On December 17, 2014 President Obama made the historic announcement that the United States would no longer be held captive by the past and would instead move toward normalizing relations with the island of Cuba.
This shift in policy was rooted in a fundamental desire to improve the lives of people in both our nations. We want to help the Cuban people connect to the global economy and enjoy a higher standard of living, while also giving the people of the United States an opportunity to learn about a country that is only 90 miles off our shores.
To help us achieve these goals, during the past year we have eliminated certain restrictions on remittances, eased limits on exports and imports to the Cuban private sector, allowed trade in the telecommunication and agriculture sectors, and made changes to facilitate authorized travel to the island.
It will take time for these actions to truly change the lives of the Cuban people. And the impact of our changes will be dependent on steps that the Cuban government takes to reform its economy, update its regulatory system, and provide the people of Cuban the opportunity to build better futures.
Our two governments have made significant progress over the past 365 days. The United States and Cuba have held talks on telecommunications and expanding access to Internet and mobile services for Cuban citizens. While access remains restricted and out of reach for many, more Cubans are getting online today than ever before. We will continue to prioritize and support the unrestricted flow of information in Cuba and between Cuban citizens and the rest of the world.

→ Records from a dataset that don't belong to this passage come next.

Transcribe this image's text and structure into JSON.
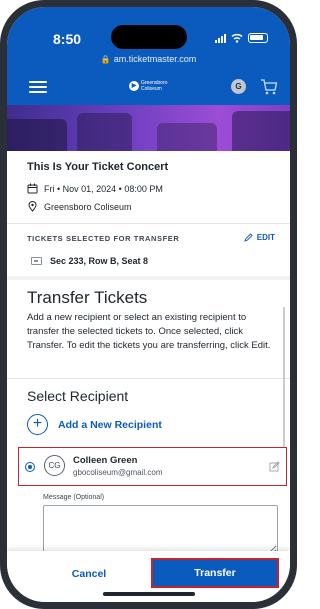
{
  "status_bar": {
    "time": "8:50"
  },
  "url": "am.ticketmaster.com",
  "header": {
    "logo_text": "Greensboro Coliseum",
    "avatar_initial": "G"
  },
  "event": {
    "title": "This Is Your Ticket Concert",
    "date": "Fri • Nov 01, 2024 • 08:00 PM",
    "venue": "Greensboro Coliseum"
  },
  "tickets": {
    "section_label": "TICKETS SELECTED FOR TRANSFER",
    "edit_label": "EDIT",
    "seat": "Sec 233, Row B, Seat 8"
  },
  "transfer": {
    "title": "Transfer Tickets",
    "description": "Add a new recipient or select an existing recipient to transfer the selected tickets to. Once selected, click Transfer. To edit the tickets you are transferring, click Edit."
  },
  "recipients": {
    "title": "Select Recipient",
    "add_label": "Add a New Recipient",
    "selected": {
      "initials": "CG",
      "name": "Colleen Green",
      "email": "gbocoliseum@gmail.com"
    }
  },
  "message": {
    "label": "Message (Optional)",
    "value": ""
  },
  "actions": {
    "cancel_label": "Cancel",
    "transfer_label": "Transfer"
  },
  "colors": {
    "brand_blue": "#0b5bbf",
    "highlight_red": "#c8232c"
  }
}
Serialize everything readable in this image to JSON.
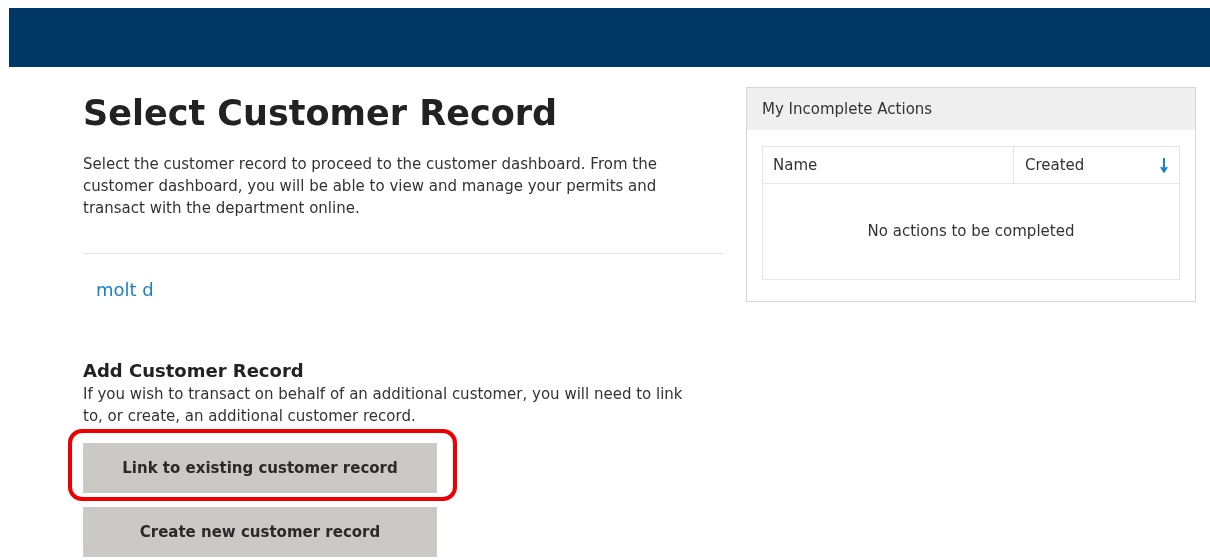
{
  "page": {
    "title": "Select Customer Record",
    "intro": "Select the customer record to proceed to the customer dashboard. From the customer dashboard, you will be able to view and manage your permits and transact with the department online."
  },
  "customer_records": [
    {
      "name": "molt d"
    }
  ],
  "add_section": {
    "title": "Add Customer Record",
    "text": "If you wish to transact on behalf of an additional customer, you will need to link to, or create, an additional customer record.",
    "buttons": [
      {
        "label": "Link to existing customer record",
        "highlighted": true
      },
      {
        "label": "Create new customer record",
        "highlighted": false
      }
    ]
  },
  "incomplete_actions": {
    "title": "My Incomplete Actions",
    "columns": [
      {
        "label": "Name",
        "sorted": false
      },
      {
        "label": "Created",
        "sorted": true
      }
    ],
    "empty_message": "No actions to be completed"
  }
}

Last October, we held the first ever U.S.-Cuba Regulatory Dialogue, an engagement designed to open new avenues of cooperation with our Cuban counterparts in order to maximize the positive impact of U.S. regulatory changes. Officials from Commerce, State, and Treasury joined their Cuban counterparts in Havana for two days and came away with new insights into the Cuban economy and regulatory system. We are hopeful this dialogue will continue. If our new regulations are to succeed in empowering Cuban citizens and the nascent Cuban private sector, as well as making it easier for U.S. firms to do business on the island, our bilateral engagement must be sustained.
I had the opportunity to see some of the progress and changes underway in Cuba when I traveled to Havana in October of this year. Most importantly I had the chance to talk face-to-face with a number of senior Cuban officials, some of whom had never met with a representative of the U.S. government. I also spoke with foreign ambassadors posted in Cuba and members of Cuba's emerging private sector. After so many years without relations, building confidence and trust was an essential component of our interactions with Cuban officials. I came away convinced that a policy of engagement will yield benefits that a policy of isolation never could.

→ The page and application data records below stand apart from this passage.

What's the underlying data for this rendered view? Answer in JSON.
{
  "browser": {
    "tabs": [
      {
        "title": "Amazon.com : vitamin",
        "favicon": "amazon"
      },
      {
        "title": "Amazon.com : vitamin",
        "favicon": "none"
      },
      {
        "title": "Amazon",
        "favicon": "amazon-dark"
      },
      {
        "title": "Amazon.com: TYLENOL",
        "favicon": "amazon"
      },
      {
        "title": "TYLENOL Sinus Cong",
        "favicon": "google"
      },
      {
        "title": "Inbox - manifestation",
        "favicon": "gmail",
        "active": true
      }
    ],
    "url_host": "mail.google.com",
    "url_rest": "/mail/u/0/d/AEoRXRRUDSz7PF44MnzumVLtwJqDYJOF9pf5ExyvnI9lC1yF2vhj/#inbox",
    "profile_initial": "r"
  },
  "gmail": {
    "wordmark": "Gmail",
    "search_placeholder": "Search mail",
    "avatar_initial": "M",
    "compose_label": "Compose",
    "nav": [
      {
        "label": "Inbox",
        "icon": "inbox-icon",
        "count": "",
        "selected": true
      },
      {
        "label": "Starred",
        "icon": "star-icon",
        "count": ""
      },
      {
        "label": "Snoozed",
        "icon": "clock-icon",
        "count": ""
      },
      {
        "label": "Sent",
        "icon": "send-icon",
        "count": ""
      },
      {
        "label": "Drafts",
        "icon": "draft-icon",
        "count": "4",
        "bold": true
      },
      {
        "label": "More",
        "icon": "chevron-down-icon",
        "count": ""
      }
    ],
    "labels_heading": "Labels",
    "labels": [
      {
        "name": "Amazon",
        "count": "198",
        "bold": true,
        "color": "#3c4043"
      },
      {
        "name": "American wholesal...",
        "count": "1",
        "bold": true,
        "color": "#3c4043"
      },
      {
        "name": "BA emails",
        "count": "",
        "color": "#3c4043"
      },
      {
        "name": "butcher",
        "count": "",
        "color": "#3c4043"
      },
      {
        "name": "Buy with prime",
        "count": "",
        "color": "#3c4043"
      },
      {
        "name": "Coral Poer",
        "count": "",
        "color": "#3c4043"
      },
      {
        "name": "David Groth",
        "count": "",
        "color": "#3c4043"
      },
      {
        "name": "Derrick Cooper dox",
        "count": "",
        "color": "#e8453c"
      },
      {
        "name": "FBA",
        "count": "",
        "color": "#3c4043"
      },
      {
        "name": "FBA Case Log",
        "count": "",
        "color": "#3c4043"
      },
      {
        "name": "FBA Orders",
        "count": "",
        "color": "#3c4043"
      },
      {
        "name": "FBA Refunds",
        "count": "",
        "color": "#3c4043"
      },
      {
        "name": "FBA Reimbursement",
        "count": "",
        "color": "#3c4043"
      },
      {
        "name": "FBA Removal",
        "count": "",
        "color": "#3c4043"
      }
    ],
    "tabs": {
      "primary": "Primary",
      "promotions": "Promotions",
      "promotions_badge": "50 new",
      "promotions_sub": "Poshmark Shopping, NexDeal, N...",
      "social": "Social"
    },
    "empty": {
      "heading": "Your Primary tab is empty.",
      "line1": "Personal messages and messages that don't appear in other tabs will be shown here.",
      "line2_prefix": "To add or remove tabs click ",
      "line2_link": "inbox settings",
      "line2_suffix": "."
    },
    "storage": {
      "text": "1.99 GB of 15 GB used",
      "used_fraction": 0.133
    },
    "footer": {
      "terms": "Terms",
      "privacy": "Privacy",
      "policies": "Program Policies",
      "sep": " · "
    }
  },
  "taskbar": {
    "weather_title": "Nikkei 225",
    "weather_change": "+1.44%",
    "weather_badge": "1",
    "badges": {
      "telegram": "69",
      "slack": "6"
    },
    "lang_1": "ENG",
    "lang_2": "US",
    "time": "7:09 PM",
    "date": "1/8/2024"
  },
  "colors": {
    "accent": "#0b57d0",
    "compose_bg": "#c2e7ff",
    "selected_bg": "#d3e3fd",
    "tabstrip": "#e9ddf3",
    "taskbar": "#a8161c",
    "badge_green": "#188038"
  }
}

Looking ahead, the Obama Administration will continue to strongly support lifting the embargo and urge Congress to take action to repeal it in the near future. In the meantime, we will continue to support greater economic independence and increased prosperity for the Cuban people.

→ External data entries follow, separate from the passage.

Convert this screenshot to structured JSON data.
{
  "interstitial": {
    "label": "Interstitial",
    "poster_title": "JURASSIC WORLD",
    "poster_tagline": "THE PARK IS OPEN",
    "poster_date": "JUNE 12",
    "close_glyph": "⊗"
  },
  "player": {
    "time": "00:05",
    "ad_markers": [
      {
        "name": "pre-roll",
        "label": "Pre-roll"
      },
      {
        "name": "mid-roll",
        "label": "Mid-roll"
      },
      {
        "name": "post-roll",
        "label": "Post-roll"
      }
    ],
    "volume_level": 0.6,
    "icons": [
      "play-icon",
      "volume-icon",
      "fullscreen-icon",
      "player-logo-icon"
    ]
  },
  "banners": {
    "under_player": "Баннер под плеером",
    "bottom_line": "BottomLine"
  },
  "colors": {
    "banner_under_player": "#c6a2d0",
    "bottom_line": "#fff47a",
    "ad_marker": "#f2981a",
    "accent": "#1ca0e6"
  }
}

Today, one year into this new chapter in U.S.-Cuba relations, I am more confident than ever that if we continue taking the necessary steps, over time we can build a more open, collaborative, and prosperous relationship between the people and governments of our two nations.